>>>

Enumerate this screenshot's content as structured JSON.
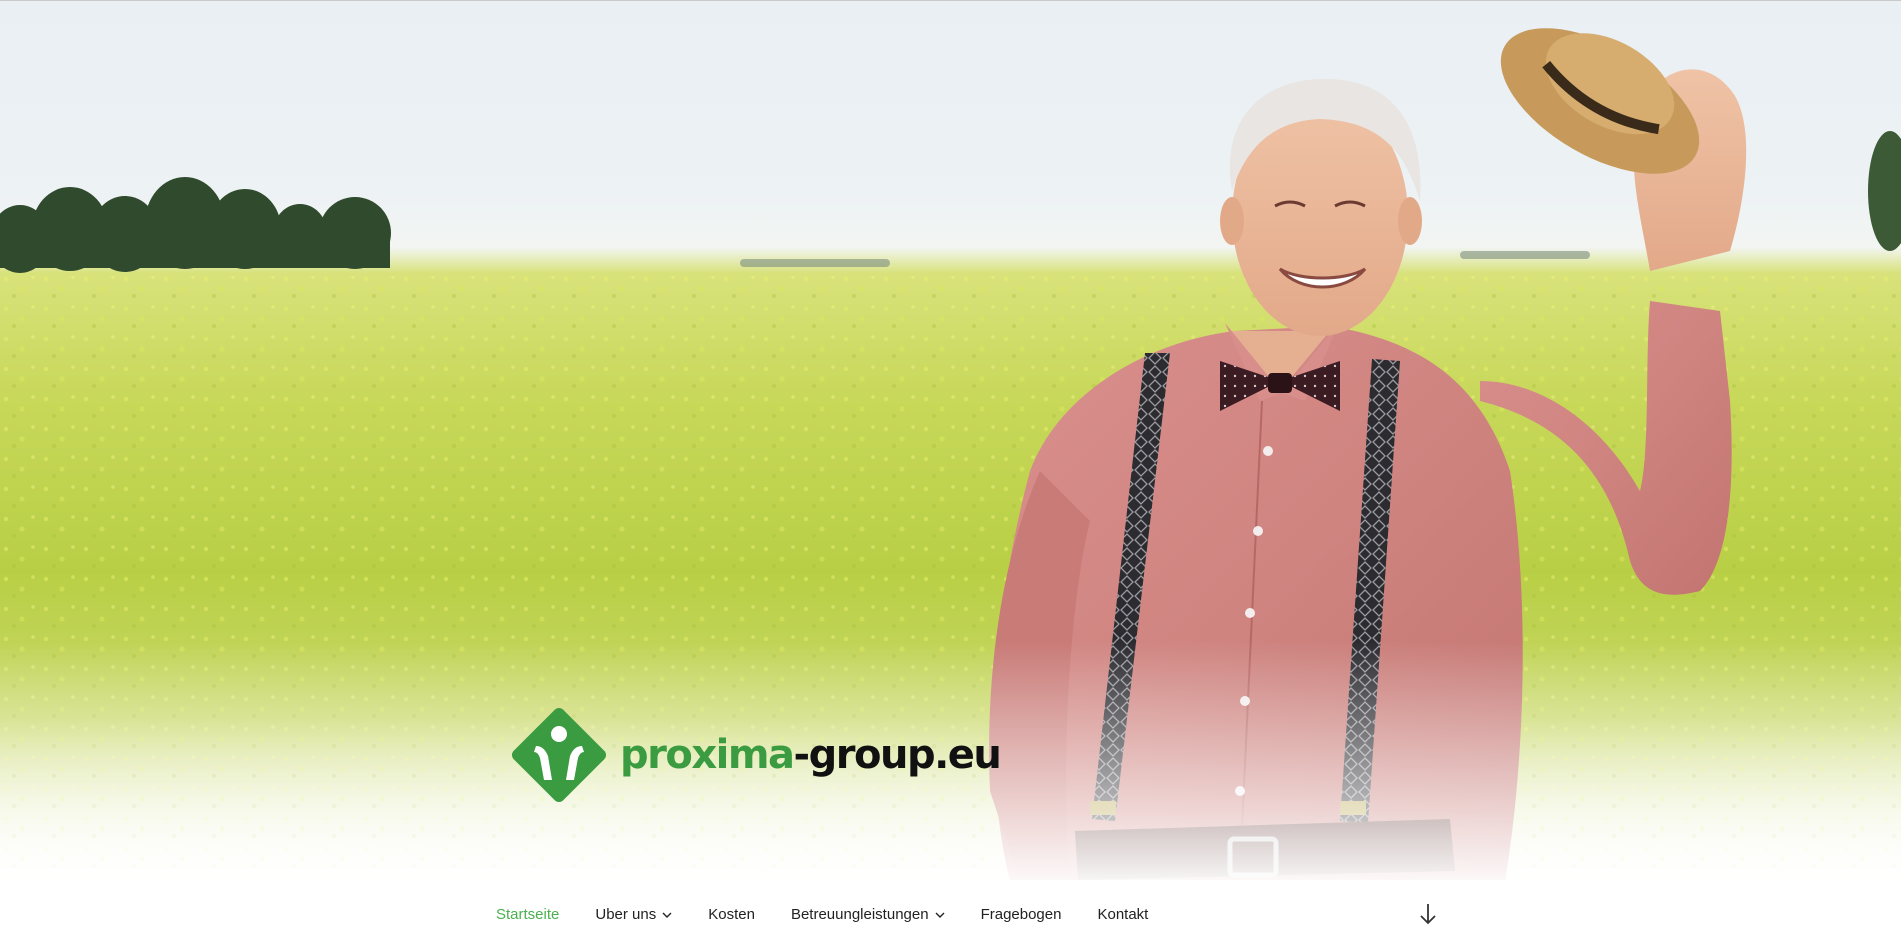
{
  "brand": {
    "name_green": "proxima",
    "name_dark": "-group.eu",
    "color_green": "#3a9b40",
    "color_dark": "#111111"
  },
  "hero": {
    "image": "elderly-man-in-rapeseed-field-tipping-straw-hat"
  },
  "nav": {
    "items": [
      {
        "label": "Startseite",
        "active": true
      },
      {
        "label": "Uber uns",
        "dropdown": true
      },
      {
        "label": "Kosten"
      },
      {
        "label": "Betreuungleistungen",
        "dropdown": true
      },
      {
        "label": "Fragebogen"
      },
      {
        "label": "Kontakt"
      }
    ],
    "active_color": "#4caf50",
    "scroll_icon": "arrow-down-icon"
  }
}
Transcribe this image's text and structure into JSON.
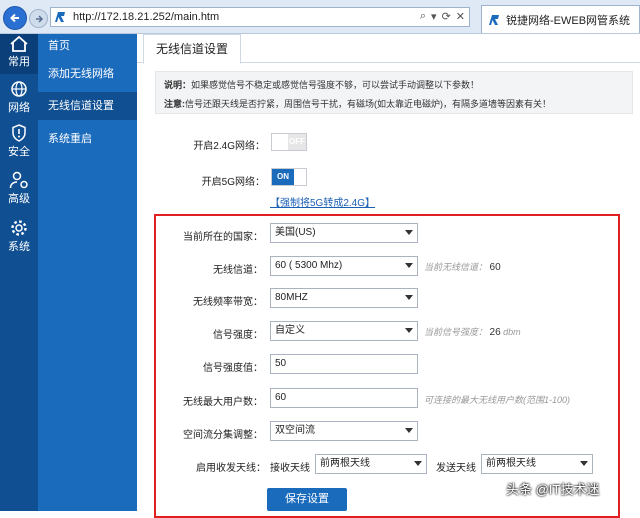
{
  "browser": {
    "url": "http://172.18.21.252/main.htm",
    "tab_title": "锐捷网络-EWEB网管系统",
    "address_tools": [
      "⌕",
      "▾",
      "⟳",
      "✕"
    ]
  },
  "iconbar": [
    {
      "label": "常用",
      "icon": "home-icon"
    },
    {
      "label": "网络",
      "icon": "network-globe-icon"
    },
    {
      "label": "安全",
      "icon": "shield-icon"
    },
    {
      "label": "高级",
      "icon": "user-gear-icon"
    },
    {
      "label": "系统",
      "icon": "gear-icon"
    }
  ],
  "menu": [
    "首页",
    "添加无线网络",
    "无线信道设置",
    "系统重启"
  ],
  "page_tab": "无线信道设置",
  "notice": {
    "line1_title": "说明：",
    "line1_text": "如果感觉信号不稳定或感觉信号强度不够，可以尝试手动调整以下参数！",
    "line2_title": "注意:",
    "line2_text": "信号还跟天线是否拧紧，周围信号干扰，有磁场(如太靠近电磁炉)，有隔多道墙等因素有关！"
  },
  "toggles": {
    "band24_label": "开启2.4G网络：",
    "band24_state": "OFF",
    "band5_label": "开启5G网络：",
    "band5_state": "ON",
    "force_link": "【强制将5G转成2.4G】"
  },
  "form": {
    "country_label": "当前所在的国家：",
    "country_value": "美国(US)",
    "channel_label": "无线信道：",
    "channel_value": "60 ( 5300 Mhz)",
    "channel_hint": "当前无线信道：",
    "channel_hint_value": "60",
    "bandwidth_label": "无线频率带宽：",
    "bandwidth_value": "80MHZ",
    "power_label": "信号强度：",
    "power_value": "自定义",
    "power_hint": "当前信号强度：",
    "power_hint_value": "26",
    "power_hint_unit": "dbm",
    "power_num_label": "信号强度值：",
    "power_num_value": "50",
    "max_users_label": "无线最大用户数：",
    "max_users_value": "60",
    "max_users_hint": "可连接的最大无线用户数(范围1-100)",
    "stream_label": "空间流分集调整：",
    "stream_value": "双空间流",
    "antenna_label": "启用收发天线：",
    "rx_label": "接收天线",
    "rx_value": "前两根天线",
    "tx_label": "发送天线",
    "tx_value": "前两根天线"
  },
  "save_button": "保存设置",
  "watermark": "头条 @IT技术迷",
  "colors": {
    "sidebar_dark": "#0f4f92",
    "sidebar_menu": "#1b6bbd",
    "highlight_box": "#e02020"
  }
}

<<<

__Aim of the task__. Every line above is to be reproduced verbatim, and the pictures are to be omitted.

__Response to this task__.
Enumerate this screenshot's content as structured JSON.
{
  "brand": {
    "name_green": "proxima",
    "name_dark": "-group.eu",
    "color_green": "#3a9b40",
    "color_dark": "#111111"
  },
  "hero": {
    "image": "elderly-man-in-rapeseed-field-tipping-straw-hat"
  },
  "nav": {
    "items": [
      {
        "label": "Startseite",
        "active": true
      },
      {
        "label": "Uber uns",
        "dropdown": true
      },
      {
        "label": "Kosten"
      },
      {
        "label": "Betreuungleistungen",
        "dropdown": true
      },
      {
        "label": "Fragebogen"
      },
      {
        "label": "Kontakt"
      }
    ],
    "active_color": "#4caf50",
    "scroll_icon": "arrow-down-icon"
  }
}
Transcribe this image's text and structure into JSON.
{
  "browser": {
    "url": "http://172.18.21.252/main.htm",
    "tab_title": "锐捷网络-EWEB网管系统",
    "address_tools": [
      "⌕",
      "▾",
      "⟳",
      "✕"
    ]
  },
  "iconbar": [
    {
      "label": "常用",
      "icon": "home-icon"
    },
    {
      "label": "网络",
      "icon": "network-globe-icon"
    },
    {
      "label": "安全",
      "icon": "shield-icon"
    },
    {
      "label": "高级",
      "icon": "user-gear-icon"
    },
    {
      "label": "系统",
      "icon": "gear-icon"
    }
  ],
  "menu": [
    "首页",
    "添加无线网络",
    "无线信道设置",
    "系统重启"
  ],
  "page_tab": "无线信道设置",
  "notice": {
    "line1_title": "说明：",
    "line1_text": "如果感觉信号不稳定或感觉信号强度不够，可以尝试手动调整以下参数！",
    "line2_title": "注意:",
    "line2_text": "信号还跟天线是否拧紧，周围信号干扰，有磁场(如太靠近电磁炉)，有隔多道墙等因素有关！"
  },
  "toggles": {
    "band24_label": "开启2.4G网络：",
    "band24_state": "OFF",
    "band5_label": "开启5G网络：",
    "band5_state": "ON",
    "force_link": "【强制将5G转成2.4G】"
  },
  "form": {
    "country_label": "当前所在的国家：",
    "country_value": "美国(US)",
    "channel_label": "无线信道：",
    "channel_value": "60 ( 5300 Mhz)",
    "channel_hint": "当前无线信道：",
    "channel_hint_value": "60",
    "bandwidth_label": "无线频率带宽：",
    "bandwidth_value": "80MHZ",
    "power_label": "信号强度：",
    "power_value": "自定义",
    "power_hint": "当前信号强度：",
    "power_hint_value": "26",
    "power_hint_unit": "dbm",
    "power_num_label": "信号强度值：",
    "power_num_value": "50",
    "max_users_label": "无线最大用户数：",
    "max_users_value": "60",
    "max_users_hint": "可连接的最大无线用户数(范围1-100)",
    "stream_label": "空间流分集调整：",
    "stream_value": "双空间流",
    "antenna_label": "启用收发天线：",
    "rx_label": "接收天线",
    "rx_value": "前两根天线",
    "tx_label": "发送天线",
    "tx_value": "前两根天线"
  },
  "save_button": "保存设置",
  "watermark": "头条 @IT技术迷",
  "colors": {
    "sidebar_dark": "#0f4f92",
    "sidebar_menu": "#1b6bbd",
    "highlight_box": "#e02020"
  }
}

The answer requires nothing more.